November 6, 2015CHAIN REACTION
Often when I’m reporting one story, a lead to another story, and yet another story emerges. Such was the case a few months ago when I interviewed Simon Butler about a rediscovered transcript of an interview he did of Holocaust survivors. One of my sources for that story was Tova Rosenberg, founder of “Names, Not Numbers.” After I was done with the first story I called Tova back, and was able to delve a little deeper into the project, recently awarded non-profit status.
Each Holocaust survivor’s story is as unique as a snowflake, every testimonial a vital contribution to history. And, as in the case of the program “Names, Not Numbers” in which elderly survivors relate their first-hand accounts to high school volunteers, the survivors are assured that their own history is now personal for a new generation.
Participating students work with professionals, including local newspaper editors, filmmakers and Jewish studies teachers. Ultimately, their 60- to 90-minute documentaries become a permanent part of Jewish institutions worldwide including the National Library of Israel, Yad Vashem, and the Yeshiva University’s Gottesman Library. The films are also archived in several Holocaust museums, including in Skokie, Houston and Toronto.
The project’s name reflects the idea that each person experienced the Holocaust individually. It aims to reclaim lost identities in opposition to the tattooed numbers on inmates’ arms, their affixed badges and serial numbers on uniforms, the Nazis used to erase the identity of the Jewish people.
After I filed the story Tova called and asked me if I’d be able to teach students interviewing techniques. Since then I’ve had the privilege to travel to Yeshiva University High School for Girls in Queens and the Yeshiva University High School for Boys in Washington Heights. Next week I'm heading to the Anne Frank Center to teach another class on interviewing techniques to students who attend SAR, (Salanter Akiba Riverdale High School. I look forward to speaking with students about how the importance of back ground research, brainstorming a list of questions, and how to make the most of their chance to report history.
I recently finished Louise Penny’s “The Nature of the Beast.” While interesting it didn’t grip me as much as “The Long Way Home.” Personally I found the latter more compelling, more haunting and all together more engaging.
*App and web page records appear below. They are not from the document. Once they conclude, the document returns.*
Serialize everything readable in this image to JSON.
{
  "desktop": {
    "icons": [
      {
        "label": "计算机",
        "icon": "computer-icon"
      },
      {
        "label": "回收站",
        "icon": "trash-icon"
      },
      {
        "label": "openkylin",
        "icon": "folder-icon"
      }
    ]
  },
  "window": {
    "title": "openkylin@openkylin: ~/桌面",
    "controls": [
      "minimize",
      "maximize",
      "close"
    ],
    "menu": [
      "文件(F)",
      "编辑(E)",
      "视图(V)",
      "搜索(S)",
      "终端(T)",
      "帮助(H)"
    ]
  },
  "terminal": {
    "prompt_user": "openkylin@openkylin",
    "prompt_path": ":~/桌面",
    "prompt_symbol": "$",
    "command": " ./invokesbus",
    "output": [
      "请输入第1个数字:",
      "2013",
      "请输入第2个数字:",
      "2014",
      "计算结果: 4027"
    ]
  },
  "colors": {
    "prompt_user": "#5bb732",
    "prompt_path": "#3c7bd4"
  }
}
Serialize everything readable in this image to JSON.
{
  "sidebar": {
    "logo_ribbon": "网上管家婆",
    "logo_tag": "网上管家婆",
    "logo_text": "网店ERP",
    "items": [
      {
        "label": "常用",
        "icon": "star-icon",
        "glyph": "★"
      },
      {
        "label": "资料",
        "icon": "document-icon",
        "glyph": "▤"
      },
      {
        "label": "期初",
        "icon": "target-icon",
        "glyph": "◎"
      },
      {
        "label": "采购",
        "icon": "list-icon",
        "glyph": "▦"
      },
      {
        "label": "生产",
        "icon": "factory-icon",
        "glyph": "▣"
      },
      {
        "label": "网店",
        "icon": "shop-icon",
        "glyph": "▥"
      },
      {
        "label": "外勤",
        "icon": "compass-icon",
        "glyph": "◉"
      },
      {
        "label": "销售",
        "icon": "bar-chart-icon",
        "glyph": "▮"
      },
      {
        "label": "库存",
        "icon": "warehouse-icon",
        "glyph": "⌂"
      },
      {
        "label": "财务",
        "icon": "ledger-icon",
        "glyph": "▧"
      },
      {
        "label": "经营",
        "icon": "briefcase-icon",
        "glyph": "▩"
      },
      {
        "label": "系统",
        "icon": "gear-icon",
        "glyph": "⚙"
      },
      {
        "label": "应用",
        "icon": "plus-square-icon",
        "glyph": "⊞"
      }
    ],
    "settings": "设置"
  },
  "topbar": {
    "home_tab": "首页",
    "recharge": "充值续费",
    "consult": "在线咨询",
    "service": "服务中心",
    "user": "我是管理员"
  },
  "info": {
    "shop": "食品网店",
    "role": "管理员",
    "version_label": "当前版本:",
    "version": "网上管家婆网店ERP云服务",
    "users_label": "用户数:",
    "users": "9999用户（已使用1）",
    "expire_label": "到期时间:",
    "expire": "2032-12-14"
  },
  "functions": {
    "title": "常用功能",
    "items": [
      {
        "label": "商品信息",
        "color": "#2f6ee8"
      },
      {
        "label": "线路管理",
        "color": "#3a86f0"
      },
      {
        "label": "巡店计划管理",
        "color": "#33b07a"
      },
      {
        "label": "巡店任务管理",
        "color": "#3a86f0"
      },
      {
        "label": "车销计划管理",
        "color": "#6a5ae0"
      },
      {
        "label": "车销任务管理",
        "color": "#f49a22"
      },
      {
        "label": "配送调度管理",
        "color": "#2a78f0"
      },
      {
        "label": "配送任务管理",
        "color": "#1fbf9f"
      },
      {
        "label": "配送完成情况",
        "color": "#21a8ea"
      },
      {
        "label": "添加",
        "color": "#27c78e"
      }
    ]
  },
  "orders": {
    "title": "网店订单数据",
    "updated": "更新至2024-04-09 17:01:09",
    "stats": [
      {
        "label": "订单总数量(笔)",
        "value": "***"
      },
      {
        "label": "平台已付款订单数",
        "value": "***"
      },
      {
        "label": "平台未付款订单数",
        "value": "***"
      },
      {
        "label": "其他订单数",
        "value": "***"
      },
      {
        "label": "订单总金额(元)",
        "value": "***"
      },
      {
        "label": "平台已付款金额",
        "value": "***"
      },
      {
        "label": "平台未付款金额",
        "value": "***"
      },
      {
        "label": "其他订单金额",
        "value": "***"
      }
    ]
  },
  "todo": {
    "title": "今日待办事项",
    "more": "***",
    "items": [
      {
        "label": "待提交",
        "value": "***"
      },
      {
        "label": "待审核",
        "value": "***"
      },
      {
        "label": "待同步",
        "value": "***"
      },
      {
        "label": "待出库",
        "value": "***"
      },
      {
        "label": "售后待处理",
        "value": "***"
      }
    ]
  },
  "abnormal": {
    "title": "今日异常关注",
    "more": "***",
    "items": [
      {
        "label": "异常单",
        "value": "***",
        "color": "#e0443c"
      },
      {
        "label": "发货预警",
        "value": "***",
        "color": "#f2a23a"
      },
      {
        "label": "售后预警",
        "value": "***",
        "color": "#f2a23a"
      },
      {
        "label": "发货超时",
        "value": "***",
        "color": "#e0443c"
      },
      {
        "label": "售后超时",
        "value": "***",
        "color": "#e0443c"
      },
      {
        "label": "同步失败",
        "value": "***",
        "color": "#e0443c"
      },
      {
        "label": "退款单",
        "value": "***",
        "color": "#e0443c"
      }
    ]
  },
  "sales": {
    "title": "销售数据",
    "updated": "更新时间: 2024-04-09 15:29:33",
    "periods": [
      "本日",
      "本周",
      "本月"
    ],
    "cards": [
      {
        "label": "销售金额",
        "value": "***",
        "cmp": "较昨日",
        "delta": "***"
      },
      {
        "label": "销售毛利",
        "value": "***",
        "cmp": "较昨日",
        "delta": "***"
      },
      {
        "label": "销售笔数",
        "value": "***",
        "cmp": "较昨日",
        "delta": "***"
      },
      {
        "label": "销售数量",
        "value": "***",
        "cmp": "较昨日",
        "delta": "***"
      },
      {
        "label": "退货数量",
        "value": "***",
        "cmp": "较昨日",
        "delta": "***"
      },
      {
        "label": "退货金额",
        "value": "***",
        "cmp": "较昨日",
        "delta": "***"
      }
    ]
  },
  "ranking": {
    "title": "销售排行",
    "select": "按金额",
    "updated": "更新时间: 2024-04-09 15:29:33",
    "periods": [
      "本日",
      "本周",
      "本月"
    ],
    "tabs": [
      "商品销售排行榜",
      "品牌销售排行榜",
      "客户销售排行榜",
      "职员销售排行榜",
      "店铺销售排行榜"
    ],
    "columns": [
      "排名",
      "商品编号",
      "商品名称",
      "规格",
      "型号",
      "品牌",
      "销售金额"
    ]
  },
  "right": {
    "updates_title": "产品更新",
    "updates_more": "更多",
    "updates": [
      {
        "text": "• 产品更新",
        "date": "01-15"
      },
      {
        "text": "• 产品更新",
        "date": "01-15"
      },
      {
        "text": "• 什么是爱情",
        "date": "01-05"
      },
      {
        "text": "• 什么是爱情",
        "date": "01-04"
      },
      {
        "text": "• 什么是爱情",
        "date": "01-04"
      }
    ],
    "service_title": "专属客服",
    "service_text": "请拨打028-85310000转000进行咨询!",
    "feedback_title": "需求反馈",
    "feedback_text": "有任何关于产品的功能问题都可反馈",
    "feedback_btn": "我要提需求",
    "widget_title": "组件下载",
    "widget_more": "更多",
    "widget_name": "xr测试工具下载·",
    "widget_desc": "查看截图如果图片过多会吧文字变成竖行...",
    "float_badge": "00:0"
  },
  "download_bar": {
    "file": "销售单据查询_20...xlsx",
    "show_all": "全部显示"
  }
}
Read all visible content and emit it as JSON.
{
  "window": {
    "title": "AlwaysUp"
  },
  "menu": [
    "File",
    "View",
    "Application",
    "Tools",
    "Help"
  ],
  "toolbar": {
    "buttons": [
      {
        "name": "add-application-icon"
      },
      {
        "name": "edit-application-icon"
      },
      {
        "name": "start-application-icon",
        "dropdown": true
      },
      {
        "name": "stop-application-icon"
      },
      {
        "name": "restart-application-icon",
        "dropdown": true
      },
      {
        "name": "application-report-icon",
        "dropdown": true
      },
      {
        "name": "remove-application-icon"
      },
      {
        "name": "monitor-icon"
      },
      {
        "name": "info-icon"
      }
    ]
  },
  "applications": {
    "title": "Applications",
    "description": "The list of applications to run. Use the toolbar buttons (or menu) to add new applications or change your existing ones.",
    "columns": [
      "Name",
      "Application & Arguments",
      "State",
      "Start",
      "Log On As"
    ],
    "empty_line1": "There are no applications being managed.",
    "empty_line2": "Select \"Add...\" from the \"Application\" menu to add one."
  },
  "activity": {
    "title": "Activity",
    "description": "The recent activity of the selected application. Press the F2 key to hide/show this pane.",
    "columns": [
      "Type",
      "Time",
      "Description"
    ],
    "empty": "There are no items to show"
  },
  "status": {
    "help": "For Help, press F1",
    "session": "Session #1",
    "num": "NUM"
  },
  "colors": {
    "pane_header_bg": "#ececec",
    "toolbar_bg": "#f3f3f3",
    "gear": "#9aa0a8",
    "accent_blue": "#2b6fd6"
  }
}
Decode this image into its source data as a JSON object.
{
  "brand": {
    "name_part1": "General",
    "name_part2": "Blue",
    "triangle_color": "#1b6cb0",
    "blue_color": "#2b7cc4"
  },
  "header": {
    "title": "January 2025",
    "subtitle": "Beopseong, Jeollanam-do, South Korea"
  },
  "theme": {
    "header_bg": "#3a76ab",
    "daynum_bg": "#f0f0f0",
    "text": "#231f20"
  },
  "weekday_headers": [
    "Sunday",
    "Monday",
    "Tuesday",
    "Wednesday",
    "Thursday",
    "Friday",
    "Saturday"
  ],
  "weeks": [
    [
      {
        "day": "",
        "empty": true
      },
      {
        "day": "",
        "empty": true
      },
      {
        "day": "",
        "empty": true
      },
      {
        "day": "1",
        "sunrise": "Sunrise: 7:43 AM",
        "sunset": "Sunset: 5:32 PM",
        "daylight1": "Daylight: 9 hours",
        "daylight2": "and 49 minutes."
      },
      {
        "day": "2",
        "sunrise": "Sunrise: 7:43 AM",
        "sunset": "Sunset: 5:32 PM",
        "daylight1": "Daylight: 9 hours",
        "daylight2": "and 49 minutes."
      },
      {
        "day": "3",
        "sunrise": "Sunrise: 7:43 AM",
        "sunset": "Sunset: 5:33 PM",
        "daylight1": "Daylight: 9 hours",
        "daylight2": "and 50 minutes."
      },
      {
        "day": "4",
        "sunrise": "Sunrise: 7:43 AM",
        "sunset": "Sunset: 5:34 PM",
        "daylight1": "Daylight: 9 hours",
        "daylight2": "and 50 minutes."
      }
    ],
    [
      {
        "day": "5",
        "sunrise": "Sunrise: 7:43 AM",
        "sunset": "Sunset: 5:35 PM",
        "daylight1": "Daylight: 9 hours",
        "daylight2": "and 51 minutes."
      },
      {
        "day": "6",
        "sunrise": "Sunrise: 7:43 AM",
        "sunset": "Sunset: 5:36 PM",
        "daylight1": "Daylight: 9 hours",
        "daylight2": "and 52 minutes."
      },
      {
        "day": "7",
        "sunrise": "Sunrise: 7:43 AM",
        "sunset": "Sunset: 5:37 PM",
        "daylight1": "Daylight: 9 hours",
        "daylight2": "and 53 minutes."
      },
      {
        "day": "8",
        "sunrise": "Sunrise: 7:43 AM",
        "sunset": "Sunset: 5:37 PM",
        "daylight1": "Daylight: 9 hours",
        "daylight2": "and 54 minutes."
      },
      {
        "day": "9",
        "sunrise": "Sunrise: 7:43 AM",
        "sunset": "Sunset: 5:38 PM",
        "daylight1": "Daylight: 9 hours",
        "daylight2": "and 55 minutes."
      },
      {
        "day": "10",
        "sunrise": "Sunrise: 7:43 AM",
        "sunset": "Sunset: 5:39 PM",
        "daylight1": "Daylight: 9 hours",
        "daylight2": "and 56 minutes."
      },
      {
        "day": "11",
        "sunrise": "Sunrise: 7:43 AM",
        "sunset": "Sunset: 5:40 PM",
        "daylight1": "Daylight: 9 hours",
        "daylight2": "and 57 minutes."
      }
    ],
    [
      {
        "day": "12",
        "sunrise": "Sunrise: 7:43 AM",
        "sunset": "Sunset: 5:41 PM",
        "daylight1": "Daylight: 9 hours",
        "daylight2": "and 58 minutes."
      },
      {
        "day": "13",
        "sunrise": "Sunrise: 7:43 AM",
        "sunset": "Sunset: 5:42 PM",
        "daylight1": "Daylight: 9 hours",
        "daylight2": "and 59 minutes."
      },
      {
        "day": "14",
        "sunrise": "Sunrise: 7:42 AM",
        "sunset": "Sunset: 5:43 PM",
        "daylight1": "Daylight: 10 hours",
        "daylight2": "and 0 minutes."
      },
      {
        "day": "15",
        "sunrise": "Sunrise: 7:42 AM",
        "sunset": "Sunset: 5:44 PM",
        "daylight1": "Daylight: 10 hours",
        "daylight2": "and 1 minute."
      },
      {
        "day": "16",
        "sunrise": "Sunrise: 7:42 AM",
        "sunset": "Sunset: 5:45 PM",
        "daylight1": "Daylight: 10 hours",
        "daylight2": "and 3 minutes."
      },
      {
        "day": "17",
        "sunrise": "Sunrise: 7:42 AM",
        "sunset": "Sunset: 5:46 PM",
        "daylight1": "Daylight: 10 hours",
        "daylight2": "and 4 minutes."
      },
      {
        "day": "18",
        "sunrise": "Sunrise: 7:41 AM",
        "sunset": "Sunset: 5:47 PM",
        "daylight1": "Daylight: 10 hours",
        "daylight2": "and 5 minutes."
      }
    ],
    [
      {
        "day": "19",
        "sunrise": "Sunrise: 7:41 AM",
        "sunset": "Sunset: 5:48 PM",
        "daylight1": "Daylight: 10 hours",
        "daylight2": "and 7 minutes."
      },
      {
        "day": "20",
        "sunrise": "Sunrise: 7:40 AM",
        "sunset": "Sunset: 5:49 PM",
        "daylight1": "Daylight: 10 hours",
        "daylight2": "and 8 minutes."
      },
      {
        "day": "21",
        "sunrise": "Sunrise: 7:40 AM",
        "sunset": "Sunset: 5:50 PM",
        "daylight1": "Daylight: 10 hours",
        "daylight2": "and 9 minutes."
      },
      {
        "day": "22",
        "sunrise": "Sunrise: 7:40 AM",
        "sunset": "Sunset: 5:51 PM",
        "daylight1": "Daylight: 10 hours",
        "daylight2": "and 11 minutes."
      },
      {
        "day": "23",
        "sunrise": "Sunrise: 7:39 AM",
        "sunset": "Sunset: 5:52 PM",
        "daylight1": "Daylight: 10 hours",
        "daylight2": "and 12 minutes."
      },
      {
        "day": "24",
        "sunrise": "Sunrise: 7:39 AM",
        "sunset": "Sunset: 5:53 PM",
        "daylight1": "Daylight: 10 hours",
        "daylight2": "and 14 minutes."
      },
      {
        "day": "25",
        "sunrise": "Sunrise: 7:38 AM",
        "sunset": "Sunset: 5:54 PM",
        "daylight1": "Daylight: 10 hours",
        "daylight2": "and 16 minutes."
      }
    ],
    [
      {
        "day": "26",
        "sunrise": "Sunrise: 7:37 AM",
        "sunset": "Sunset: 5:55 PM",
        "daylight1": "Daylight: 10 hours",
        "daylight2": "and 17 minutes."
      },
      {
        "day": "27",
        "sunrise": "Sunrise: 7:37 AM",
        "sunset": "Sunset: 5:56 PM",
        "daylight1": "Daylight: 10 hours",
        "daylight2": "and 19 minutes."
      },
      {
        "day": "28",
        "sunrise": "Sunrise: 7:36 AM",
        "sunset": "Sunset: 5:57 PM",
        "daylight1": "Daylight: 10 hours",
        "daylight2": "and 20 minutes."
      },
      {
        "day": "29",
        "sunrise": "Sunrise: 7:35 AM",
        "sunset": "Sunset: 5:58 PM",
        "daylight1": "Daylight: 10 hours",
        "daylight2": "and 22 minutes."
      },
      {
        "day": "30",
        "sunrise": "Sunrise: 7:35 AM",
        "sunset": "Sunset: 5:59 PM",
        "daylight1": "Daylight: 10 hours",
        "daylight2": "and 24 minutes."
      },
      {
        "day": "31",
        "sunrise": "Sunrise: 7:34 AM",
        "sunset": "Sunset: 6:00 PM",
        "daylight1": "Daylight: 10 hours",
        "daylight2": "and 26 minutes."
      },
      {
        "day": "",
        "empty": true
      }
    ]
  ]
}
The back-story of “Beast” is interesting, it delves but I don’t think it suited Three Pines and it’s beloved characters.
It’s early reading yet, I’m not even a hundred pages into “The Steady Running of the Hour,” Justin Go’s debut novel, but because of my possible next project, I’m fascinated with his descriptions of mountain climbing.
MANUSCRIPTS INTO MOVIES
Coming soon to a theater near you: “In the Heart of the Sea.” Starting Chris Hemsworth, Cillian Murphy and Brendan Glees, the Ron Howard film is based on Nathaniel Philbrick’s riveting account of the Whale ship Essex, which sank after a sperm whale rammed it repeatedly. The story is said to have inspired Herman Melville to write Moby Dick.
And then there’s Patricia Highsmith’s “The Price of Salt.” I read this for a literature class when getting my Master’s degree in American Studies. Anyway, Highsmith’s 1952 novel brings to life a love affair between a young woman who works in a department store and a suburban housewife. Cate Blanchett and Rooney Mara star.